by Jack Meadows
Most of us who heard at the time of Churchill’s famous pronouncement about “The Few” did so via radio or newspapers. We were suitably moved and then got on with the job (as an RAF Flying Instructor at the time I have no personal axe to grind here). Only recently did I come upon a full transcript of what he actually said in the The House on August 20, 1940. It was an eye-opener.

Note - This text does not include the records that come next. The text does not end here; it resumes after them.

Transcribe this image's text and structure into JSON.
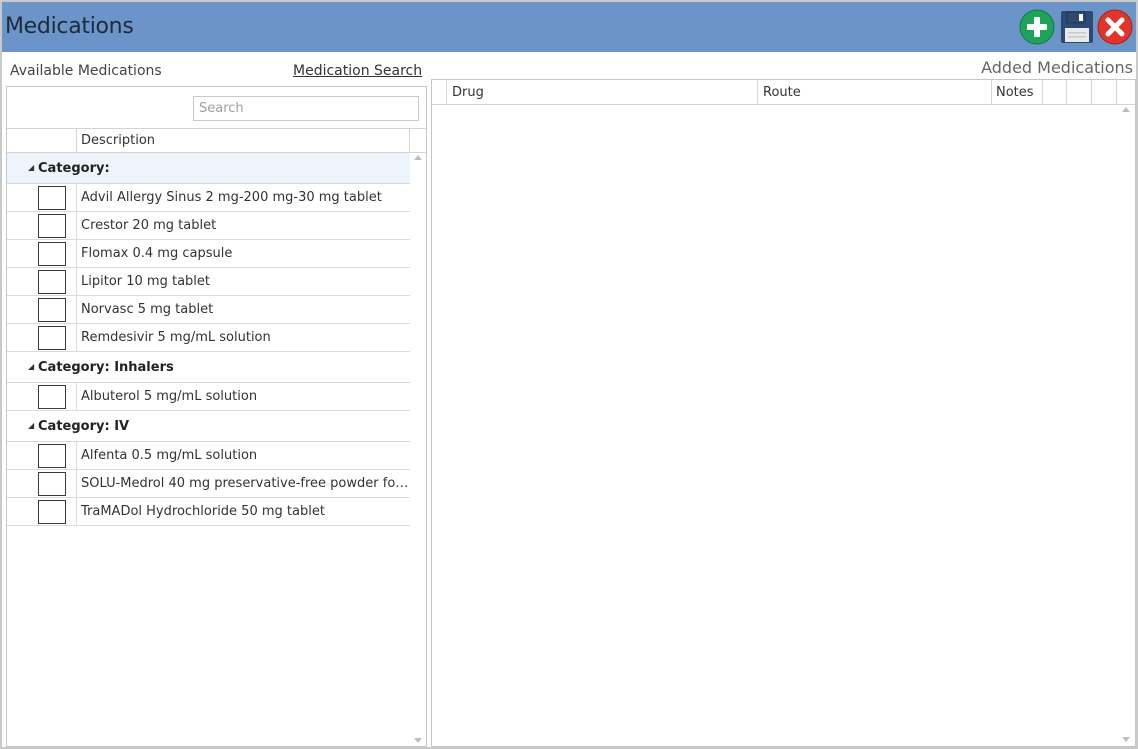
{
  "window": {
    "title": "Medications"
  },
  "toolbar": {
    "add_icon": "plus-circle-icon",
    "save_icon": "floppy-disk-icon",
    "close_icon": "close-circle-icon",
    "colors": {
      "titlebar": "#6b95c9",
      "add": "#1fa35a",
      "close": "#e0352b",
      "save": "#2d4a73"
    }
  },
  "left": {
    "label": "Available Medications",
    "search_link": "Medication Search",
    "search_placeholder": "Search",
    "column_description": "Description",
    "groups": [
      {
        "category": "Category:",
        "items": [
          "Advil Allergy Sinus 2 mg-200 mg-30 mg tablet",
          "Crestor 20 mg tablet",
          "Flomax 0.4 mg capsule",
          "Lipitor 10 mg tablet",
          "Norvasc 5 mg tablet",
          "Remdesivir 5 mg/mL solution"
        ]
      },
      {
        "category": "Category: Inhalers",
        "items": [
          "Albuterol 5 mg/mL solution"
        ]
      },
      {
        "category": "Category: IV",
        "items": [
          "Alfenta 0.5 mg/mL solution",
          "SOLU-Medrol 40 mg preservative-free powder for...",
          "TraMADol Hydrochloride 50 mg tablet"
        ]
      }
    ]
  },
  "right": {
    "label": "Added Medications",
    "columns": [
      "Drug",
      "Route",
      "Notes"
    ]
  }
}
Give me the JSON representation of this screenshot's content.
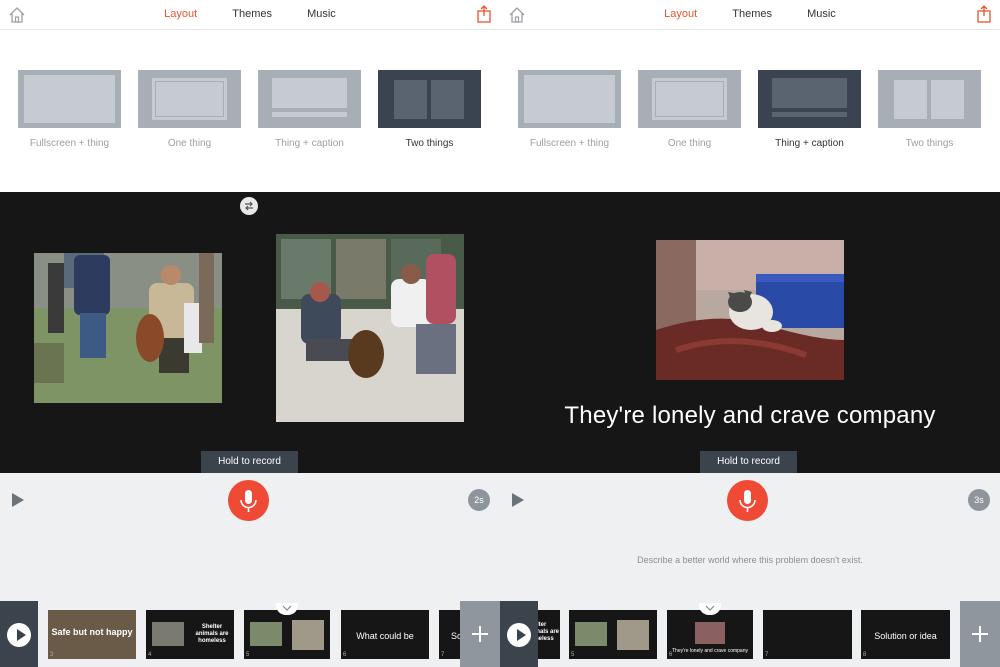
{
  "nav": {
    "tabs": [
      "Layout",
      "Themes",
      "Music"
    ],
    "active_tab": "Layout"
  },
  "layouts": [
    "Fullscreen + thing",
    "One thing",
    "Thing + caption",
    "Two things"
  ],
  "left": {
    "selected_layout": "Two things",
    "hold_to_record": "Hold to record",
    "duration": "2s",
    "slides": [
      {
        "num": "3",
        "text": "Safe but not happy"
      },
      {
        "num": "4",
        "text": "Shelter animals are homeless"
      },
      {
        "num": "5",
        "text": ""
      },
      {
        "num": "6",
        "text": "What could be"
      },
      {
        "num": "7",
        "text": "So"
      }
    ]
  },
  "right": {
    "selected_layout": "Thing + caption",
    "caption": "They're lonely and crave company",
    "hold_to_record": "Hold to record",
    "duration": "3s",
    "hint": "Describe a better world where this problem doesn't exist.",
    "slides": [
      {
        "num": "",
        "text": "Shelter animals are homeless"
      },
      {
        "num": "5",
        "text": ""
      },
      {
        "num": "6",
        "text": "They're lonely and crave company"
      },
      {
        "num": "7",
        "text": ""
      },
      {
        "num": "8",
        "text": "Solution or idea"
      }
    ]
  },
  "colors": {
    "accent": "#e8542e",
    "record": "#ee4a35",
    "dark_panel": "#3b434c",
    "stage": "#161616"
  }
}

“The gratitude of every home in our Island, in our Empire, and indeed throughout the world, except in the abodes of the guilty, goes out to the British airmen who, undaunted by odds, unwearied in their constant challenge and mortal danger, are turning the tide of world war by their prowess and by their devotion. Never in the field of human conflict has so much been owed by so many to so few. All hearts go out to the fighter pilots whose brilliant actions we see with our own eyes day after day, but we must never forget that all the time, night after night, month after month, our bomber squadrons travel far into Germany, find their targets, often under the heaviest fire, often with serious loss, with deliberate, careful discrimination, and inflict shattering blows upon the whole of the technical and war-making structure of the Nazi power. On no part of the Royal Air Force does the weight of the war fall more heavily than on the daylight bombers who will play an invaluable part in the case of invasion and whose unflinching zeal it has been necessary in the meantime on numerous occasions to restrain.”
It must have been the media -the fighter boys were too busy and anyway more generous -which quickly preempted the tribute for that more visible and glamorous section of the RAF which ever since has basked in glory that was rightly its but not its alone. For, as Churchill said, the bomber boys were doing their own bit just as nobly, if less spectacularly.